Low levels of hemoglobin are most commonly caused by nutritional deficiencies. There are many ways on how to increase hemoglobin, including eating the right food sources, avoiding foods that reduce iron content in the blood, taking proper supplementation and blood transfusion.
People who find out from blood tests that they have low hemoglobin levels often want to find out how to increase hemoglobin. Hemoglobin, abbreviated Hb or Hgb, is produced in developing red blood cells in the bone marrow. It is responsible for giving blood its red color. Its function is the transport of oxygen from the lungs to be released to the different tissues of the body and, in exchange, collects carbon dioxide to be transported back to the lungs.
The normal levels of hemoglobin in the body range from 14 – 18 g/dL in males and 12 – 16g/dL in females. A deficiency of hemoglobin would decrease the oxygen-carrying capacity of the blood. This also decreases the number of red blood cells resulting in a condition called anemia. Causes of low levels of hemoglobin levels include poor nutrition, certain diseases affecting the bone marrow, chronic diseases like cancer and kidney disease, blood loss, certain drugs and cancer therapy. Low levels of hemoglobin contribute to a variety of symptoms such as dizziness, lethargy, pale skin, and if severe, result in organ damage.
Ways to Increase Hemoglobin Levels
Food and Medicine
There are medicines and natural ways to increase hemoglobin and therefore prevent anemia.
Vitamin and mineral supplementation. There are several minerals and vitamins that can increase hemoglobin levels. Most important of these are iron, vitamins B6, B9 (folic acid), and B12, and vitamin C, which is important for enhancing the absorption of iron. The recommended daily allowances are:
Iron: 20 mg
Vitamin B6: 50 mg
Folic Acid: 500 micrograms
Vitamin B12: 1500 micrograms
Vitamin C: 1000 mg
Foods that are rich sources of iron, vitamins B6, B9, and B12
Iron: whole-egg, iron-fortified cereal; leafy-green vegetables (like artichoke and spinach), legumes (like beans and lentils), meat (like lean beef and liver), and seafood like (clams and oysters)
Vitamin B6: meat (like chicken, beef, turkey, and pork), fish (like salmon, cod, halibut, tuna, trout, and snapper), vegetables (like spinach, bell peppers, baked potatoes, yams, broccoli, green peas, turnip greens, and asparagus), nuts and seeds (like peanuts, cashews, sunflower seeds, and hazelnut), whole-wheat bread, cereals, bran; and chickpeas, lentils and soybeans

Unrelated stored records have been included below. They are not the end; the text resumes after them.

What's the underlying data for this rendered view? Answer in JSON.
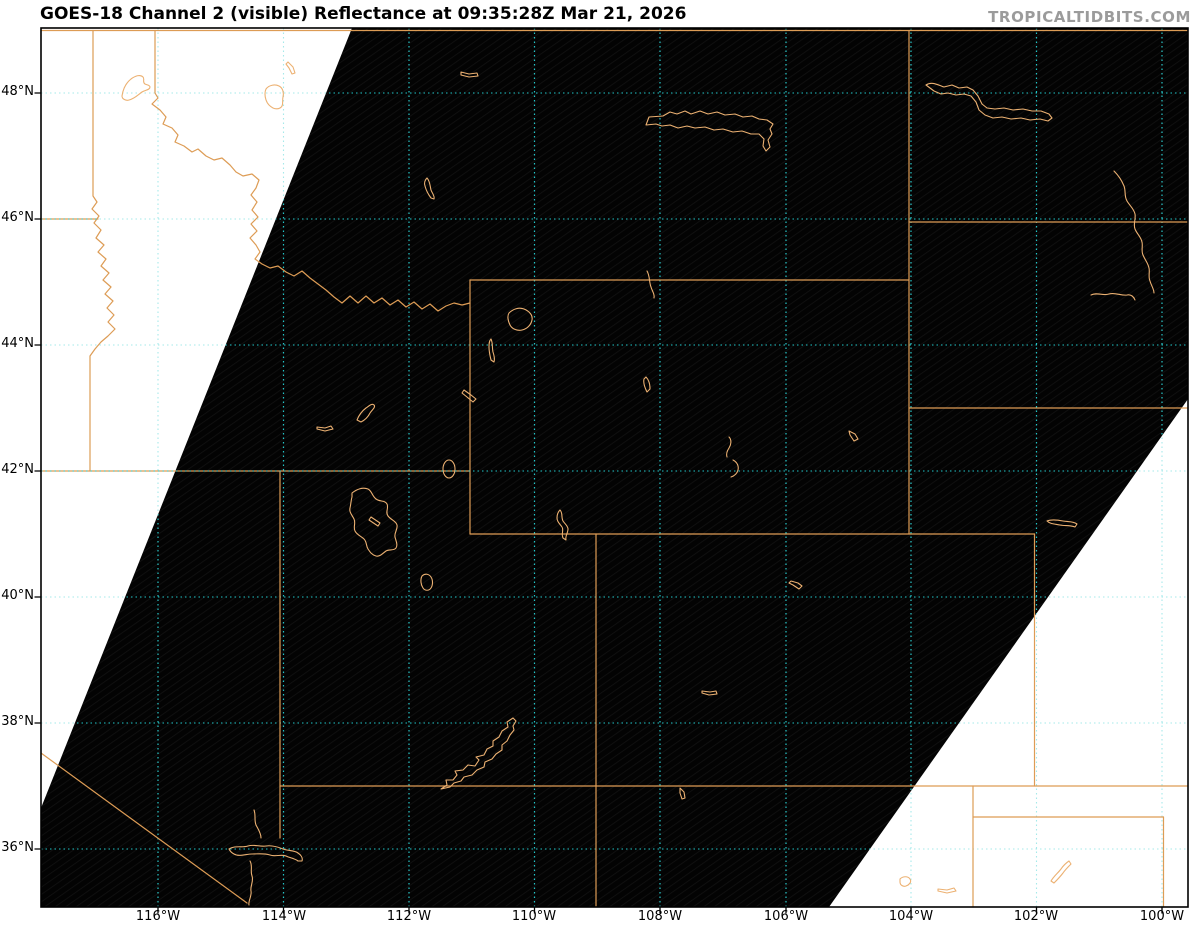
{
  "header": {
    "title": "GOES-18 Channel 2 (visible) Reflectance at 09:35:28Z Mar 21, 2026",
    "watermark": "TROPICALTIDBITS.COM"
  },
  "axes": {
    "lat_ticks": [
      {
        "label": "48°N"
      },
      {
        "label": "46°N"
      },
      {
        "label": "44°N"
      },
      {
        "label": "42°N"
      },
      {
        "label": "40°N"
      },
      {
        "label": "38°N"
      },
      {
        "label": "36°N"
      }
    ],
    "lon_ticks": [
      {
        "label": "116°W"
      },
      {
        "label": "114°W"
      },
      {
        "label": "112°W"
      },
      {
        "label": "110°W"
      },
      {
        "label": "108°W"
      },
      {
        "label": "106°W"
      },
      {
        "label": "104°W"
      },
      {
        "label": "102°W"
      },
      {
        "label": "100°W"
      }
    ]
  },
  "colors": {
    "page_bg": "#ffffff",
    "scan_bg": "#030303",
    "scan_texture": "#121212",
    "grid_over_white": "#a5e9ea",
    "grid_over_black": "#20c6c9",
    "state_border": "#dd9c55",
    "lake_outline": "#ecb172",
    "axis_spine": "#000000",
    "title_text": "#000000",
    "watermark_text": "#9b9b9b"
  }
}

Folic acid: dried beans, peas, leafy green vegetables (like spinach and turnip greens), and fruits (ex. citrus fruits)
Vitamin B12: Beef liver and clams, fish, meat, poultry, eggs, milk, and other dairy products
Vitamin C: Citrus fruits (like grapefruit and oranges) and their juices, red and green pepper and kiwifruit, broccoli, strawberries, cantaloupe, baked potatoes, and tomatoes
Herbs. Certain herbs contain iron or increase its absorption thereby increasing hemoglobin levels.
Withania: used in Ayurvedic Medicine in the treatment of iron deficiency anemia; its use has been supported by studies showing increased hemoglobin levels in children.
Nettle Leaf: used traditionally in the treatment of arthritis, a rich source of iron
Dong Quai or Angelica: traditionally used for menstrual cramps, premenstrual syndrome (PMS), menopausal symptoms, anemia, and constipation. Studies on rats fed on low iron diet showed restoration to near normal levels of hemoglobin, hematocrit and red blood cell counts with Dong Quai
Chitosan is a dietary fiber from shellfish. A study showed that patients with kidney failure given chitosan were shown to reduce high cholesterol, improve anemia, and improve physical strength, appetite, and sleep.
Foods to Avoid
Foods that are rich in calcium like milk and cheese and high fiber foods as well as beverages like coffee, tea, and alcohol should be avoided or taken in small quantities because these prevent absorption of iron. Gluten-containing foods like pasta, bread, and wheat products also cause anemia.